Monday, November 1, 2010

Getting the Most out of your Critique Group

Getting the Most out of your Critique Group
By Vicki Delany

Oct. 2010

Whenever I'm asked by aspiring or beginning writers for some advice on getting published, I always say the most important thing is to be sure that you have someone else read and critique your work before you consider it finished. Not only do you want to make sure your manuscript is as free of spelling and grammar and punctuation errors as possible (and this is very important) you need another set of eyes to spot potential problems.

It's simply not possible to edit your own work. By the time you've revised it for the tenth time, you're no longer seeing what's on the page, but what you THINK is on the page. The author is a poor judge of use of motivation - YOU the author know why your character is acting in such a way, but have you explained it to the reader? Same for backstory. YOU know the backstory, but have you sufficiently explained what led up to these events, or alternately have you so flooded the book with unnecessary detail it's slowing down the plot?

One of the best and most reliable ways to get good, productive, useful criticism on your work is to join a critique group.

Be careful when setting up or joining a critique group. You don't want anyone who's nasty or mean or jealous of better writers. All criticism should be offered with the intent of making the work BETTER not running it and the author down.

I'd advise against joining an online critique group. If you don't know them personally, how can you trust their advice? Bad critiquing is potentially very dangerous.

Here are some general guidelines for what works as I see it:

The group members should be on the same level more or less. If you're a serious writer with the intent of seriously producing a book (or short stories) and sending it out for publication, then you want to be joined with others of like mind.

Each member of your group should have some understanding of the basic concepts of creative writing (unless you are all rank amateurs starting out together, and then you might need an instructor). Your time's important: you don't want to have to explain how to use tense properly or what it means to show not tell.

Do not join a group with writers whose work you don't respect. If you think that so-and-so can't write a word worth a darn do you want her giving you advice on your writing?

Don't defend your work to the group. It's all right to explain "that will come later", but if you have to defend the story, it isn't standing up on its own. You won't be able to discuss what you really meant with your readers. I know of groups in which it's a rule that the person being critiqued isn't allowed to speak.

Don't waste everyone's time on work that you haven't done to the best of your ability. If you're experimenting, trying to find out if something works, that's fine. Perhaps explain right up that you're not sure about this and looking for input.

Your job is not to rewrite anyone else's work. First of all it's patronizing, but do you really want parts of your book to have been written by someone else? Make suggestions, yes. Suggest a change of words, or rephrasing.
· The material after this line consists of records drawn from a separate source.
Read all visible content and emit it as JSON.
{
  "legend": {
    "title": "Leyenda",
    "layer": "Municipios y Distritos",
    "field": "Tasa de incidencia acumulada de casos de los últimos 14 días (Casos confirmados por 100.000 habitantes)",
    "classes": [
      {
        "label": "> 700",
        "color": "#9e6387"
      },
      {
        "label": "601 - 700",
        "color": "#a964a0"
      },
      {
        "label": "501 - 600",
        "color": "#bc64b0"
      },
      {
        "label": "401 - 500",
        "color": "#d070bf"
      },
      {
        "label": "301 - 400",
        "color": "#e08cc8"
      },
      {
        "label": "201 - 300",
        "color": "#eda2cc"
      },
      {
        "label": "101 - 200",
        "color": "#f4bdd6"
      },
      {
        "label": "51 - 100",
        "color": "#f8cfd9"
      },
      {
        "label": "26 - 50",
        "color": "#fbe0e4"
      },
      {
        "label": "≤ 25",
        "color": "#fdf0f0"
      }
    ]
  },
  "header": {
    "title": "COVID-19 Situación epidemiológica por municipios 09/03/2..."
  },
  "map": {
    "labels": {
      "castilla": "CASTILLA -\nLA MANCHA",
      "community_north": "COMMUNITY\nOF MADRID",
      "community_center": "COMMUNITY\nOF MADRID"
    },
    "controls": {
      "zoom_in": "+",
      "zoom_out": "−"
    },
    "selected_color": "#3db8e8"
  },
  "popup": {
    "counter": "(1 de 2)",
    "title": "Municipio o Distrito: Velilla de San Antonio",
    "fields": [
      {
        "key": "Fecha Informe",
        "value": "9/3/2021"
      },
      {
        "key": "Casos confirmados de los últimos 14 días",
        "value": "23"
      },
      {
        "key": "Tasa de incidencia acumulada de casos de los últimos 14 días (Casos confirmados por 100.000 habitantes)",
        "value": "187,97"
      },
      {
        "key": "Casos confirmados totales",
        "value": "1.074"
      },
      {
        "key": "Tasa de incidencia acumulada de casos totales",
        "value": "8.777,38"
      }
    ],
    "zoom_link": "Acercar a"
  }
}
But rewriting? No.

A critique group is about give and take. You need to be committed to your group to the best of your time and ability. Are you yourself able to give constructive criticism? Do you know why something works in a book or doesn't? Can you explain your thoughts?

Every member of your group must be prepared to critique every other member's work. If you end up with someone who sends chapters to every meeting, but doesn't seem to have the time to read anyone else's, ask her or him to leave. (Having said that, of course, cut them a bit of slack once in a while.)

If you write faster than your group can read, select what you think needs work. Don't let your ego take over and find yourself giving what you think is the best of your work to your group. They are there to criticise, not to praise.

When you're looking for a group, or thinking of forming one, think about what suits your style best. There are many, many different types of groups, the only rule is: join one!

With a nod and thanks to the members of my critique group: Dorothy McIntosh, Jane Burfield, Madeleine Harris-Callway, Donna Carrick, Cheryl Freedman.

Vicki's newest book, NEGATIVE IMAGE, was published by Poisoned Pen Press in November 2010. If you'd like to read the first two chapters, please go to: Most of Vicki's books are available in Kindle and other electronic formats as well as hardcover and trade paperback, large print and audio. Vicki blogs about the writing life at One Woman Crime Wave